Exercise goal: Output every record exactly and leave each picture out.

Data provided:
================
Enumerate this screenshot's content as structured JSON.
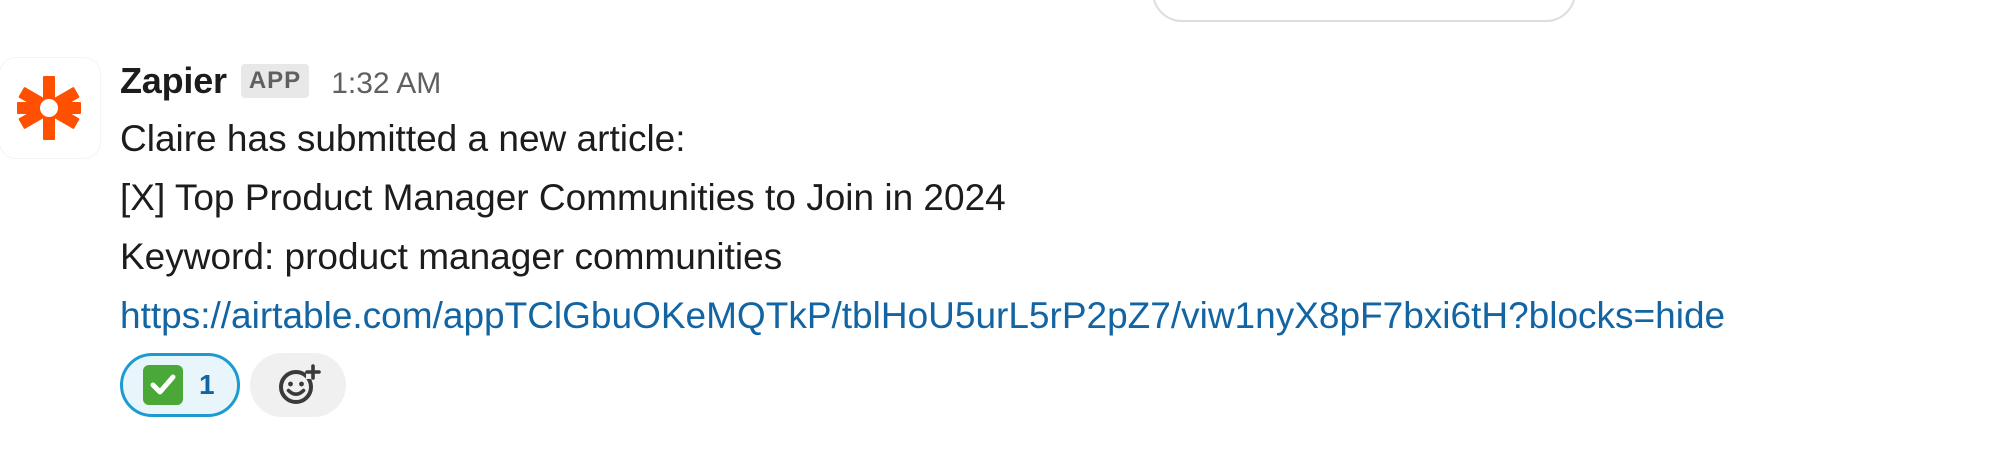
{
  "message": {
    "sender": "Zapier",
    "badge": "APP",
    "time": "1:32 AM",
    "lines": [
      "Claire has submitted a new article:",
      "[X] Top Product Manager Communities to Join in 2024",
      "Keyword: product manager communities"
    ],
    "link": "https://airtable.com/appTClGbuOKeMQTkP/tblHoU5urL5rP2pZ7/viw1nyX8pF7bxi6tH?blocks=hide"
  },
  "reactions": [
    {
      "emoji": "white-check-mark-icon",
      "count": "1",
      "selected": true
    }
  ],
  "icons": {
    "avatar": "zapier-asterisk-icon",
    "add_reaction": "add-reaction-icon"
  },
  "colors": {
    "brand": "#ff4f00",
    "link": "#1264a3",
    "reaction_border": "#1d9bd1",
    "reaction_bg": "#e8f5fa",
    "check_green": "#4aa838"
  }
}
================
Response to this exercise:
Enumerate this screenshot's content as structured JSON.
{
  "message": {
    "sender": "Zapier",
    "badge": "APP",
    "time": "1:32 AM",
    "lines": [
      "Claire has submitted a new article:",
      "[X] Top Product Manager Communities to Join in 2024",
      "Keyword: product manager communities"
    ],
    "link": "https://airtable.com/appTClGbuOKeMQTkP/tblHoU5urL5rP2pZ7/viw1nyX8pF7bxi6tH?blocks=hide"
  },
  "reactions": [
    {
      "emoji": "white-check-mark-icon",
      "count": "1",
      "selected": true
    }
  ],
  "icons": {
    "avatar": "zapier-asterisk-icon",
    "add_reaction": "add-reaction-icon"
  },
  "colors": {
    "brand": "#ff4f00",
    "link": "#1264a3",
    "reaction_border": "#1d9bd1",
    "reaction_bg": "#e8f5fa",
    "check_green": "#4aa838"
  }
}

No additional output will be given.